Element data from apps and pages
★ ★ ★ ★ ★

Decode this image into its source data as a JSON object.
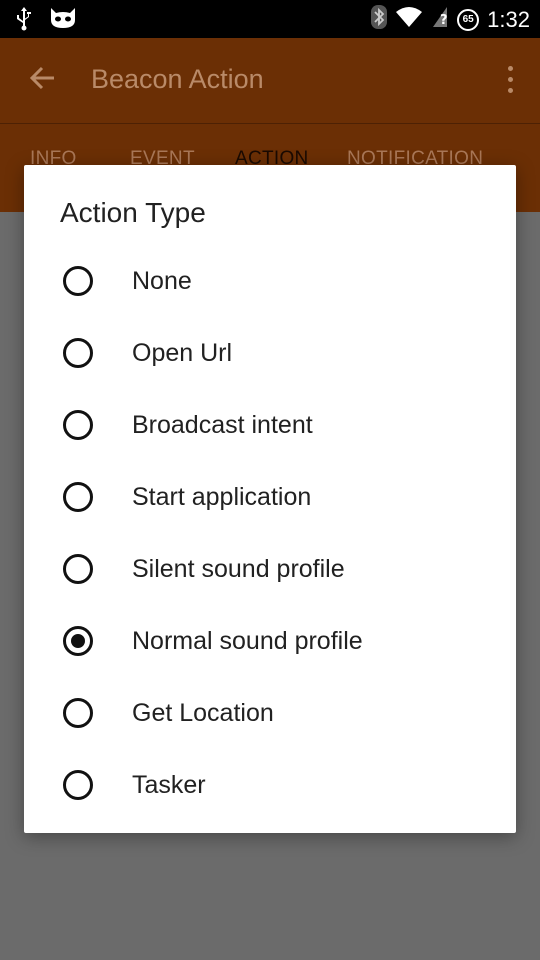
{
  "status_bar": {
    "time": "1:32",
    "battery_level": "65"
  },
  "app_bar": {
    "title": "Beacon Action"
  },
  "tabs": [
    {
      "label": "INFO"
    },
    {
      "label": "EVENT"
    },
    {
      "label": "ACTION"
    },
    {
      "label": "NOTIFICATION"
    }
  ],
  "dialog": {
    "title": "Action Type",
    "selected": "Normal sound profile",
    "options": [
      {
        "label": "None"
      },
      {
        "label": "Open Url"
      },
      {
        "label": "Broadcast intent"
      },
      {
        "label": "Start application"
      },
      {
        "label": "Silent sound profile"
      },
      {
        "label": "Normal sound profile"
      },
      {
        "label": "Get Location"
      },
      {
        "label": "Tasker"
      }
    ]
  },
  "colors": {
    "app_bar": "#6b2f05",
    "scrim": "#6b6b6b",
    "dialog_bg": "#ffffff"
  },
  "icons": {
    "usb": "usb-icon",
    "cyanogen": "cyanogen-icon",
    "bluetooth": "bluetooth-icon",
    "wifi": "wifi-icon",
    "signal": "signal-icon",
    "battery": "battery-icon",
    "back": "back-arrow-icon",
    "overflow": "more-vert-icon"
  }
}
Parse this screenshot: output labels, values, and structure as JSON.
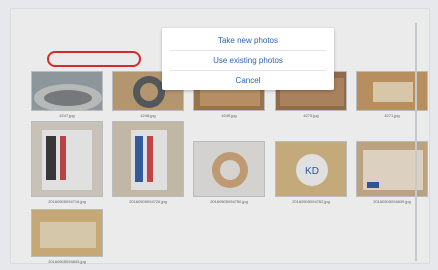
{
  "dialog": {
    "take_new": "Take new photos",
    "use_existing": "Use existing photos",
    "cancel": "Cancel"
  },
  "gallery": {
    "row1": [
      {
        "caption": "4247.jpg",
        "icon": "bearing-photo"
      },
      {
        "caption": "4248.jpg",
        "icon": "bearing-in-box-photo"
      },
      {
        "caption": "4249.jpg",
        "icon": "boxes-photo"
      },
      {
        "caption": "4270.jpg",
        "icon": "boxes-photo"
      },
      {
        "caption": "4271.jpg",
        "icon": "label-photo"
      }
    ],
    "row2": [
      {
        "caption": "20160505094716.jpg",
        "icon": "barcode-label-photo"
      },
      {
        "caption": "20160505094726.jpg",
        "icon": "barcode-label-photo"
      },
      {
        "caption": "20160505094750.jpg",
        "icon": "bearing-ring-photo"
      },
      {
        "caption": "20160505094762.jpg",
        "icon": "kd-label-photo"
      },
      {
        "caption": "20160505094839.jpg",
        "icon": "box-label-photo"
      }
    ],
    "row3": [
      {
        "caption": "20160505094843.jpg",
        "icon": "box-label-photo"
      }
    ]
  },
  "colors": {
    "dialog_text": "#2a62b9",
    "highlight": "#d22b2b"
  }
}
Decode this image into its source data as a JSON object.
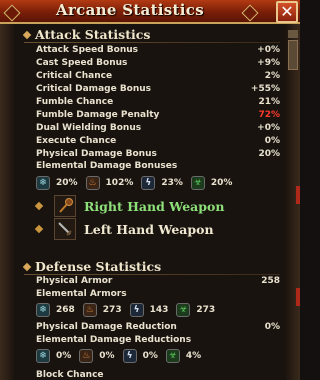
{
  "window": {
    "title": "Arcane Statistics",
    "close_symbol": "✕"
  },
  "attack": {
    "header": "Attack Statistics",
    "rows": [
      {
        "label": "Attack Speed Bonus",
        "value": "+0%"
      },
      {
        "label": "Cast Speed Bonus",
        "value": "+9%"
      },
      {
        "label": "Critical Chance",
        "value": "2%"
      },
      {
        "label": "Critical Damage Bonus",
        "value": "+55%"
      },
      {
        "label": "Fumble Chance",
        "value": "21%"
      },
      {
        "label": "Fumble Damage Penalty",
        "value": "72%"
      },
      {
        "label": "Dual Wielding Bonus",
        "value": "+0%"
      },
      {
        "label": "Execute Chance",
        "value": "0%"
      },
      {
        "label": "Physical Damage Bonus",
        "value": "20%"
      }
    ],
    "elemental_label": "Elemental Damage Bonuses",
    "elemental": [
      {
        "icon": "cold-icon",
        "value": "20%"
      },
      {
        "icon": "fire-icon",
        "value": "102%"
      },
      {
        "icon": "lightning-icon",
        "value": "23%"
      },
      {
        "icon": "poison-icon",
        "value": "20%"
      }
    ],
    "weapons": [
      {
        "label": "Right Hand Weapon",
        "icon": "mace-icon"
      },
      {
        "label": "Left Hand Weapon",
        "icon": "dagger-icon"
      }
    ]
  },
  "defense": {
    "header": "Defense Statistics",
    "physical_armor_label": "Physical Armor",
    "physical_armor_value": "258",
    "elemental_armor_label": "Elemental Armors",
    "elemental_armors": [
      {
        "icon": "cold-icon",
        "value": "268"
      },
      {
        "icon": "fire-icon",
        "value": "273"
      },
      {
        "icon": "lightning-icon",
        "value": "143"
      },
      {
        "icon": "poison-icon",
        "value": "273"
      }
    ],
    "phys_reduction_label": "Physical Damage Reduction",
    "phys_reduction_value": "0%",
    "elem_reduction_label": "Elemental Damage Reductions",
    "elem_reductions": [
      {
        "icon": "cold-icon",
        "value": "0%"
      },
      {
        "icon": "fire-icon",
        "value": "0%"
      },
      {
        "icon": "lightning-icon",
        "value": "0%"
      },
      {
        "icon": "poison-icon",
        "value": "4%"
      }
    ],
    "cutoff_label": "Block Chance"
  },
  "colors": {
    "title_bar": "#9a2a0c",
    "penalty_red": "#ff3a2a",
    "weapon_green": "#8ee07a"
  }
}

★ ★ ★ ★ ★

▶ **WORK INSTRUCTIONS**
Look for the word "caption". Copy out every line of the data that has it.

▶ **RESULT OF THE TASK**
        "caption": "4247.jpg",
        "caption": "4248.jpg",
        "caption": "4249.jpg",
        "caption": "4270.jpg",
        "caption": "4271.jpg",
        "caption": "20160505094716.jpg",
        "caption": "20160505094726.jpg",
        "caption": "20160505094750.jpg",
        "caption": "20160505094762.jpg",
        "caption": "20160505094839.jpg",
        "caption": "20160505094843.jpg",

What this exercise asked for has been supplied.